About this task: Even if the data beneath seems repetitive, write it all out again exactly.

>>

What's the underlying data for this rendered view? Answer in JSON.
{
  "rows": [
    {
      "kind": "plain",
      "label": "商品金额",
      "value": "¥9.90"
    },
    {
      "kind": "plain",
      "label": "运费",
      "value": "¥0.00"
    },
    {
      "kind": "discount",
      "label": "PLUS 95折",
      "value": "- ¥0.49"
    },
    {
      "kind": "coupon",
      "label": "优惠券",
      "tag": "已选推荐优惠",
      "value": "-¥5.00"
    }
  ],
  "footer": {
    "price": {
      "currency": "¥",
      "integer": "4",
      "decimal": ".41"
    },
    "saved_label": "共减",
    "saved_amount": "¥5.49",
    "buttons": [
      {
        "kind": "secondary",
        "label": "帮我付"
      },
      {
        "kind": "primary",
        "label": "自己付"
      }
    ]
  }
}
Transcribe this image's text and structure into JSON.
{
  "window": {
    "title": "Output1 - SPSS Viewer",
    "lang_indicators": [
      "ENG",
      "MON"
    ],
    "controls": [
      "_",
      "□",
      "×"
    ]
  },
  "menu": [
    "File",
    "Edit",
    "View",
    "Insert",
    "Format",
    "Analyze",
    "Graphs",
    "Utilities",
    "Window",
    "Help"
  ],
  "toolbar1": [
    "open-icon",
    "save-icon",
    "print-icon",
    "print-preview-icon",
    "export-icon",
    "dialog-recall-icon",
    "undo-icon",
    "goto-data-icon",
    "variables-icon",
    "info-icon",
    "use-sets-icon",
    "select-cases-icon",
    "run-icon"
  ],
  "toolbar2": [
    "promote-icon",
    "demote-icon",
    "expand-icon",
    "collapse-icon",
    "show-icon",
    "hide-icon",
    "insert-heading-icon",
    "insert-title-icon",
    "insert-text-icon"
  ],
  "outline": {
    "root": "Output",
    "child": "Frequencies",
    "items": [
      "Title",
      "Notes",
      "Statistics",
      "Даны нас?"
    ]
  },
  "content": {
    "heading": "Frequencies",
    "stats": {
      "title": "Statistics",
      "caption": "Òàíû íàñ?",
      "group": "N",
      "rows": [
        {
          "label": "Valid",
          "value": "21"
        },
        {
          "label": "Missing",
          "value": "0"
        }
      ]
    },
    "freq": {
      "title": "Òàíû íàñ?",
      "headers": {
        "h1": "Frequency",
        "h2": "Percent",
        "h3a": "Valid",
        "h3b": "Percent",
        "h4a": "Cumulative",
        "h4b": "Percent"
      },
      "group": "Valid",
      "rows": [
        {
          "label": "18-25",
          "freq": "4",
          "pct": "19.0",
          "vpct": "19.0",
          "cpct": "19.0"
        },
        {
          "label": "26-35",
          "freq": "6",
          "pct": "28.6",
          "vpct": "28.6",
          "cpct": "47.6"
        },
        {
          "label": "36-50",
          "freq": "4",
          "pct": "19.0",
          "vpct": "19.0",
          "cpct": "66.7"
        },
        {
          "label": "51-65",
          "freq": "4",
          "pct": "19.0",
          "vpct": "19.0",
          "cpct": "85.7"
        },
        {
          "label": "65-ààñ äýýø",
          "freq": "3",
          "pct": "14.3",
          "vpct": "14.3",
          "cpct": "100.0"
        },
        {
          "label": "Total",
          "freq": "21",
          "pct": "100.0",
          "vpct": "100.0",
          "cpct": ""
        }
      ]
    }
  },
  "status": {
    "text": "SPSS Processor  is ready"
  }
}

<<

Written answer:
What's the underlying data for this rendered view? Answer in JSON.
{
  "rows": [
    {
      "kind": "plain",
      "label": "商品金额",
      "value": "¥9.90"
    },
    {
      "kind": "plain",
      "label": "运费",
      "value": "¥0.00"
    },
    {
      "kind": "discount",
      "label": "PLUS 95折",
      "value": "- ¥0.49"
    },
    {
      "kind": "coupon",
      "label": "优惠券",
      "tag": "已选推荐优惠",
      "value": "-¥5.00"
    }
  ],
  "footer": {
    "price": {
      "currency": "¥",
      "integer": "4",
      "decimal": ".41"
    },
    "saved_label": "共减",
    "saved_amount": "¥5.49",
    "buttons": [
      {
        "kind": "secondary",
        "label": "帮我付"
      },
      {
        "kind": "primary",
        "label": "自己付"
      }
    ]
  }
}
Transcribe this image's text and structure into JSON.
{
  "window": {
    "title": "Output1 - SPSS Viewer",
    "lang_indicators": [
      "ENG",
      "MON"
    ],
    "controls": [
      "_",
      "□",
      "×"
    ]
  },
  "menu": [
    "File",
    "Edit",
    "View",
    "Insert",
    "Format",
    "Analyze",
    "Graphs",
    "Utilities",
    "Window",
    "Help"
  ],
  "toolbar1": [
    "open-icon",
    "save-icon",
    "print-icon",
    "print-preview-icon",
    "export-icon",
    "dialog-recall-icon",
    "undo-icon",
    "goto-data-icon",
    "variables-icon",
    "info-icon",
    "use-sets-icon",
    "select-cases-icon",
    "run-icon"
  ],
  "toolbar2": [
    "promote-icon",
    "demote-icon",
    "expand-icon",
    "collapse-icon",
    "show-icon",
    "hide-icon",
    "insert-heading-icon",
    "insert-title-icon",
    "insert-text-icon"
  ],
  "outline": {
    "root": "Output",
    "child": "Frequencies",
    "items": [
      "Title",
      "Notes",
      "Statistics",
      "Даны нас?"
    ]
  },
  "content": {
    "heading": "Frequencies",
    "stats": {
      "title": "Statistics",
      "caption": "Òàíû íàñ?",
      "group": "N",
      "rows": [
        {
          "label": "Valid",
          "value": "21"
        },
        {
          "label": "Missing",
          "value": "0"
        }
      ]
    },
    "freq": {
      "title": "Òàíû íàñ?",
      "headers": {
        "h1": "Frequency",
        "h2": "Percent",
        "h3a": "Valid",
        "h3b": "Percent",
        "h4a": "Cumulative",
        "h4b": "Percent"
      },
      "group": "Valid",
      "rows": [
        {
          "label": "18-25",
          "freq": "4",
          "pct": "19.0",
          "vpct": "19.0",
          "cpct": "19.0"
        },
        {
          "label": "26-35",
          "freq": "6",
          "pct": "28.6",
          "vpct": "28.6",
          "cpct": "47.6"
        },
        {
          "label": "36-50",
          "freq": "4",
          "pct": "19.0",
          "vpct": "19.0",
          "cpct": "66.7"
        },
        {
          "label": "51-65",
          "freq": "4",
          "pct": "19.0",
          "vpct": "19.0",
          "cpct": "85.7"
        },
        {
          "label": "65-ààñ äýýø",
          "freq": "3",
          "pct": "14.3",
          "vpct": "14.3",
          "cpct": "100.0"
        },
        {
          "label": "Total",
          "freq": "21",
          "pct": "100.0",
          "vpct": "100.0",
          "cpct": ""
        }
      ]
    }
  },
  "status": {
    "text": "SPSS Processor  is ready"
  }
}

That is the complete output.